Please use this identifier to cite or link to this item:
|Title:||Fostering information problem solving skills through completion problems and prompts|
Kirschner, Paul A.
|Keywords:||information problem solving|
|Abstract:||Even though students often manage to find their way around the internet in their search for information; information problem solving skills do not develop naturally. Previous research shows that adults and teenagers often encounter problems when solving information problems, indicating that formal training in this domain is needed. This study was an attempt to develop such training. A two-hour computer based instruction was presented to 118 first-year university students at the Katholieke Universiteit Leuven. The learning results of four different instructional approaches were compared: completion problems, emphasis manipulation, a combination of both, and conventional learning tasks. In addition, the study investigated which of these instructional approaches required the least amount of mental effort, as measured by subjective mental effort ratings.

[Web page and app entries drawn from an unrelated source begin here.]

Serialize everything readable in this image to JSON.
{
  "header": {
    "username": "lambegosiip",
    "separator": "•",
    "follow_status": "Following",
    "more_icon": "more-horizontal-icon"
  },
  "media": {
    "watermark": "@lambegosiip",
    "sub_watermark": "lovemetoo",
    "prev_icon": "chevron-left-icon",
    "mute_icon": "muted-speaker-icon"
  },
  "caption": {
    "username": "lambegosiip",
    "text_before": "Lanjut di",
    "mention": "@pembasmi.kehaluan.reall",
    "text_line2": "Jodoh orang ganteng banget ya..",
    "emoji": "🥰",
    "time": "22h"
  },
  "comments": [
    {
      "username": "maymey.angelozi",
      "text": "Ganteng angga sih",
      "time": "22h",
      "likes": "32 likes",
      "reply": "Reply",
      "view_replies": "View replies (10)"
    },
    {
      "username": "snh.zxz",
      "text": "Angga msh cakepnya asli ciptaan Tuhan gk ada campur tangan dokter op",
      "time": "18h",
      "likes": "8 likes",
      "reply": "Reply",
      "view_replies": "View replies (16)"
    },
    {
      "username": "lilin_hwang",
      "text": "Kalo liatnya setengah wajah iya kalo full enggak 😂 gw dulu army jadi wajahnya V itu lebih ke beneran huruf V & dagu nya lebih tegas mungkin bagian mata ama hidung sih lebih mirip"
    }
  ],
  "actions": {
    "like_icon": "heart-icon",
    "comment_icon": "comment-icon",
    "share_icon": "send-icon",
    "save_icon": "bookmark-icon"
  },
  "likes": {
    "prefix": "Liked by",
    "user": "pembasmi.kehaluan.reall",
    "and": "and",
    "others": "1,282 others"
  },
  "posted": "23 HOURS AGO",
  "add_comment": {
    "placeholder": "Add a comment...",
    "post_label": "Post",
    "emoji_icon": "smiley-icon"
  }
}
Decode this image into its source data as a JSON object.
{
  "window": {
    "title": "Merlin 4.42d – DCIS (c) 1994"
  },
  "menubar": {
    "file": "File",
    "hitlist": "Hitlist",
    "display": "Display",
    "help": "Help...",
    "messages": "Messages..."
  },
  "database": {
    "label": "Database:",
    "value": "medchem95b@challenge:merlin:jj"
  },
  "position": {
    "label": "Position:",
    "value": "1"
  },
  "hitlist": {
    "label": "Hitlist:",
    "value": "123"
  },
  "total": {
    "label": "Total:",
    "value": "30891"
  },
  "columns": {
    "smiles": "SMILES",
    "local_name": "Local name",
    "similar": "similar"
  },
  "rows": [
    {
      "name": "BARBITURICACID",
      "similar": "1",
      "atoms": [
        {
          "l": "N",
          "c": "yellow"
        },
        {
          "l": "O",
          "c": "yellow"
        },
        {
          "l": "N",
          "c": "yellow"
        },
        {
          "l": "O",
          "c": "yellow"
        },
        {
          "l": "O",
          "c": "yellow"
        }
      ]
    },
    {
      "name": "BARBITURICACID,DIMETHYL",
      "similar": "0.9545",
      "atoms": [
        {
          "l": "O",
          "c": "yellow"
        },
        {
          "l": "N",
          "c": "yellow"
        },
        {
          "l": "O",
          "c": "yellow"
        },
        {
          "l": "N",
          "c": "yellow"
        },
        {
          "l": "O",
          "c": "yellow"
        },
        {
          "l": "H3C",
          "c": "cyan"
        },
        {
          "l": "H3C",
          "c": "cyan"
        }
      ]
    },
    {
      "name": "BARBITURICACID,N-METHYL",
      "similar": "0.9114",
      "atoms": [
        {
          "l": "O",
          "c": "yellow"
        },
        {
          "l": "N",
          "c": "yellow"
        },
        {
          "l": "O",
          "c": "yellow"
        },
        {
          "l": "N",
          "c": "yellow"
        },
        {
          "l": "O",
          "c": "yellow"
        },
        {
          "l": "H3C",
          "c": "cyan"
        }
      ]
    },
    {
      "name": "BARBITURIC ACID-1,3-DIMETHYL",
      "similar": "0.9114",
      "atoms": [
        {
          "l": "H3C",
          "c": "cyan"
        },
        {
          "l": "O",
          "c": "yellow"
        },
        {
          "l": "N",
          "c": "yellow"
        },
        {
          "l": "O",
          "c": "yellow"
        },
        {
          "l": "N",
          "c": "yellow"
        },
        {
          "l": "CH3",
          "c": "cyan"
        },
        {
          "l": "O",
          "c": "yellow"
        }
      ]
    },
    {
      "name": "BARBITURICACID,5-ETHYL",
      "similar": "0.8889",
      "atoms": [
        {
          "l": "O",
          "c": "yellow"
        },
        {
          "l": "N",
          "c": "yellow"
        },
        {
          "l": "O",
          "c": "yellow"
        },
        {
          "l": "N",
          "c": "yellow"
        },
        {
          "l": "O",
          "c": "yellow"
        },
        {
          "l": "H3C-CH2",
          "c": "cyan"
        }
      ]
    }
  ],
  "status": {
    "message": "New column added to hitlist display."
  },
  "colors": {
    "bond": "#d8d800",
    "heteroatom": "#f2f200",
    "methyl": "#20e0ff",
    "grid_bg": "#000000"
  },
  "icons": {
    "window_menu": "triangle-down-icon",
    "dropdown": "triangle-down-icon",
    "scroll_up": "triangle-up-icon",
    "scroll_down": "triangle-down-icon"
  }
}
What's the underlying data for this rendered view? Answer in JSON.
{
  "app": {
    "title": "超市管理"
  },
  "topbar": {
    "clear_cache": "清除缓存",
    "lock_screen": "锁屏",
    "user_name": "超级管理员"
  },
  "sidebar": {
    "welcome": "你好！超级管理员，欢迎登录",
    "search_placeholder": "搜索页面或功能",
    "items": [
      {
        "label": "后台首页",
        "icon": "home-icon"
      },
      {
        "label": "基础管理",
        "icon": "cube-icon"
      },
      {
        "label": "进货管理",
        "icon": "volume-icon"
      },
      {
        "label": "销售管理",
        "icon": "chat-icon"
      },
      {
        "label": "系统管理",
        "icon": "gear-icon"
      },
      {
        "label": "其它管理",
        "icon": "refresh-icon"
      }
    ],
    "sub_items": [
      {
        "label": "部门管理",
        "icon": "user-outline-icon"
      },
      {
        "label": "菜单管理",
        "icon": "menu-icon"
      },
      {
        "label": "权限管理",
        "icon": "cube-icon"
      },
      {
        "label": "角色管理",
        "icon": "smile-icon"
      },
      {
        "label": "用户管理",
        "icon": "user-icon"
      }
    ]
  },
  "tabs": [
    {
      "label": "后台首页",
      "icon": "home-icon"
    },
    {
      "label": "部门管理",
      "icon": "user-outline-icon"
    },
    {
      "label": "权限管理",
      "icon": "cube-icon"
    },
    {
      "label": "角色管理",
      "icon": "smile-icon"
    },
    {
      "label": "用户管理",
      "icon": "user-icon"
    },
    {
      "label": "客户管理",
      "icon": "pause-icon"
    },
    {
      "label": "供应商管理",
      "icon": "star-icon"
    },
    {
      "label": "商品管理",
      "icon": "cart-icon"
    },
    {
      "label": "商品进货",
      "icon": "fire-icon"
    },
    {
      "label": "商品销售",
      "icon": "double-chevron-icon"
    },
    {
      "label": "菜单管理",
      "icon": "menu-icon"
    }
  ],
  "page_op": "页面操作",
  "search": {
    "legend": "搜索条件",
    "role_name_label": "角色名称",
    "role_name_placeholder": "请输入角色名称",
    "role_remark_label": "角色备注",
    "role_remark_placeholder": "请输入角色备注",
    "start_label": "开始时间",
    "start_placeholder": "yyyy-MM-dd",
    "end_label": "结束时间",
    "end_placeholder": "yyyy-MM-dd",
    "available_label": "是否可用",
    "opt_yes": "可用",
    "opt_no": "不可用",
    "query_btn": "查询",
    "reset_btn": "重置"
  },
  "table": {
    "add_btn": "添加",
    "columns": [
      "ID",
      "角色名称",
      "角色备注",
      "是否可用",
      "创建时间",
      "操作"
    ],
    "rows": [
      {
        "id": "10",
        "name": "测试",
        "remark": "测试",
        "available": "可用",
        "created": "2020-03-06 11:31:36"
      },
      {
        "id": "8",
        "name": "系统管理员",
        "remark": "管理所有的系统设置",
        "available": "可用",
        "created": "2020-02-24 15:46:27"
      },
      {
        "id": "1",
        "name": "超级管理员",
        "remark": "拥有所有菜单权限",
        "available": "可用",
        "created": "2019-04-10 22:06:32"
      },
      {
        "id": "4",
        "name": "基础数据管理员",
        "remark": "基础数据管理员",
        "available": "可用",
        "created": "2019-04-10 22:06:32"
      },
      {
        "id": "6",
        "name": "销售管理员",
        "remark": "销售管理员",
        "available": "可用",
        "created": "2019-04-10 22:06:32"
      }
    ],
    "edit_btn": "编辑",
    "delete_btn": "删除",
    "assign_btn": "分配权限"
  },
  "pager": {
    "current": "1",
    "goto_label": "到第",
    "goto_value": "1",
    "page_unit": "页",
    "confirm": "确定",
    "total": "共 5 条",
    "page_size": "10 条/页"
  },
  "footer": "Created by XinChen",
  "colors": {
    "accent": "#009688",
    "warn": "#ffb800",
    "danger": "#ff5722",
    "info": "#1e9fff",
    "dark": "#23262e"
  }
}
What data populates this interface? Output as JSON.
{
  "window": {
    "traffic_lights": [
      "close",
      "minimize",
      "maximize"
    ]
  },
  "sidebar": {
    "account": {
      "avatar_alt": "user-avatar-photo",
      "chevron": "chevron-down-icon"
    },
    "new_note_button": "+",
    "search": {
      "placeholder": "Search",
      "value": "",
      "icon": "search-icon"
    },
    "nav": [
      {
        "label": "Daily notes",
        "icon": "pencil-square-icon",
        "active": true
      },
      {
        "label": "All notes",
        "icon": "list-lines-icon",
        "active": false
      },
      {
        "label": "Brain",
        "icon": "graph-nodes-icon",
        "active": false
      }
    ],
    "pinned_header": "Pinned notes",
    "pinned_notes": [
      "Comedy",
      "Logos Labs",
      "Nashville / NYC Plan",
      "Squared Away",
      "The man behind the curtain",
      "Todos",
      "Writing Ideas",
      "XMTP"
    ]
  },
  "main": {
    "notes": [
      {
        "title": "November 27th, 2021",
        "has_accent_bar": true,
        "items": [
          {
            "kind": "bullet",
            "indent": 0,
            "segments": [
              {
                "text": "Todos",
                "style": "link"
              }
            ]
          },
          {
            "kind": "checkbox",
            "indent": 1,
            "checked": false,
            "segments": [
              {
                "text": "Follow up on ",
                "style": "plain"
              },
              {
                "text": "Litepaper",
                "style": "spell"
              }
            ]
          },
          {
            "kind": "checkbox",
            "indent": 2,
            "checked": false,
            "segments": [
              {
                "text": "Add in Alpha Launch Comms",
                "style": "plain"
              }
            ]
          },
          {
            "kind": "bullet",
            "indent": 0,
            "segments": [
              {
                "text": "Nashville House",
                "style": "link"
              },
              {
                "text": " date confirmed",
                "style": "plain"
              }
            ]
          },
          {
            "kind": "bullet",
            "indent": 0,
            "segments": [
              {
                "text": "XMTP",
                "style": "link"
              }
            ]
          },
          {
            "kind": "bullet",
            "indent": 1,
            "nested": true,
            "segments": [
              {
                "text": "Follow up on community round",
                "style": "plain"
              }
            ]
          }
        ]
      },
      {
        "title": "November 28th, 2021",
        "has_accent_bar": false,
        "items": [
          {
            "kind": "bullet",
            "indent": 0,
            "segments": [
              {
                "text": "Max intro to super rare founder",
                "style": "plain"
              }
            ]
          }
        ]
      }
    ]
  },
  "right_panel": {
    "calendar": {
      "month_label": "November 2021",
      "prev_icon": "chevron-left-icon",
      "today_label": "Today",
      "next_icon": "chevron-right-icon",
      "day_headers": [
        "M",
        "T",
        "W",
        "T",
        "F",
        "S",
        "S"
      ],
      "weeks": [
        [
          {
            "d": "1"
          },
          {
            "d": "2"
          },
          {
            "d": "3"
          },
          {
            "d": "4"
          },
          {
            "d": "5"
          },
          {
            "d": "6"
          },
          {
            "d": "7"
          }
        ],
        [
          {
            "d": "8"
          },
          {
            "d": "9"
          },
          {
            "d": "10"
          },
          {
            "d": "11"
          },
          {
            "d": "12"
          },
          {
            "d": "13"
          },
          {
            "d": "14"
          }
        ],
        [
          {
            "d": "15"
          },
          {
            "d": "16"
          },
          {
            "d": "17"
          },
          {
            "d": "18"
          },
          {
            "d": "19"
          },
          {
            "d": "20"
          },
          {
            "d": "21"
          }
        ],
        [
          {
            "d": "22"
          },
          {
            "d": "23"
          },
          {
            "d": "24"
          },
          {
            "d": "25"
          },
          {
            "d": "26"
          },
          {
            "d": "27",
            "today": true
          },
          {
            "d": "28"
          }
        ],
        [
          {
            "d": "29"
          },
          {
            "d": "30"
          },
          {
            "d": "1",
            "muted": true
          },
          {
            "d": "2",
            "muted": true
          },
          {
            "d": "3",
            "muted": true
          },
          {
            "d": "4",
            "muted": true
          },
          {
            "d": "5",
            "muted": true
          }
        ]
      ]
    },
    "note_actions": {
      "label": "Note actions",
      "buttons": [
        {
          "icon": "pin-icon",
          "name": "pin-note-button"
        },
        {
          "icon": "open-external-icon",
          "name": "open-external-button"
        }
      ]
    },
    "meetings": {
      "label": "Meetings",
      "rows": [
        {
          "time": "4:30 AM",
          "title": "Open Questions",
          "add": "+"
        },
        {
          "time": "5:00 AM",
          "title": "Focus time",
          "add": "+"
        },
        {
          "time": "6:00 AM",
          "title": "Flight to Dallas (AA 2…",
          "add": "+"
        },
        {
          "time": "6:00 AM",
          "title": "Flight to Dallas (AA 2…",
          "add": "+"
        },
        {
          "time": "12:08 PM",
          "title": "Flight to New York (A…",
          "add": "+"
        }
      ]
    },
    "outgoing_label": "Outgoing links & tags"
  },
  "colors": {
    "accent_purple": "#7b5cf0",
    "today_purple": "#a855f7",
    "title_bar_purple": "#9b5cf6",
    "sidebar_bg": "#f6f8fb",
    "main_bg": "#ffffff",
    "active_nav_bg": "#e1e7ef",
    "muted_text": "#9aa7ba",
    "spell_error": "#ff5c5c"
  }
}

The results show that instruction was effective, but contrary to our expectations, no differences were found on the performance measures or the mental effort ratings between the conditions. This study therefore shows that integrated learner support is not always necessary, and conventional learning tasks can be sufficient to reach the desired learning effect.|
|Description:||Frerejean, J., Brand-Gruwel, S., & Kirschner, P. A. (2012, November). Fostering information problem solving skills through completion problems and prompts. Poster presented at the ICO Fall School 2012, Girona, Spain.|
|Appears in Collections:||1. LC: Publications and Preprints|
Files in This Item:
|Summary-ICO_Fallschool_JimmyFrerejean.pdf||65.23 kB||Adobe PDF||View/Open|
Items in DSpace are protected by copyright, with all rights reserved, unless otherwise indicated.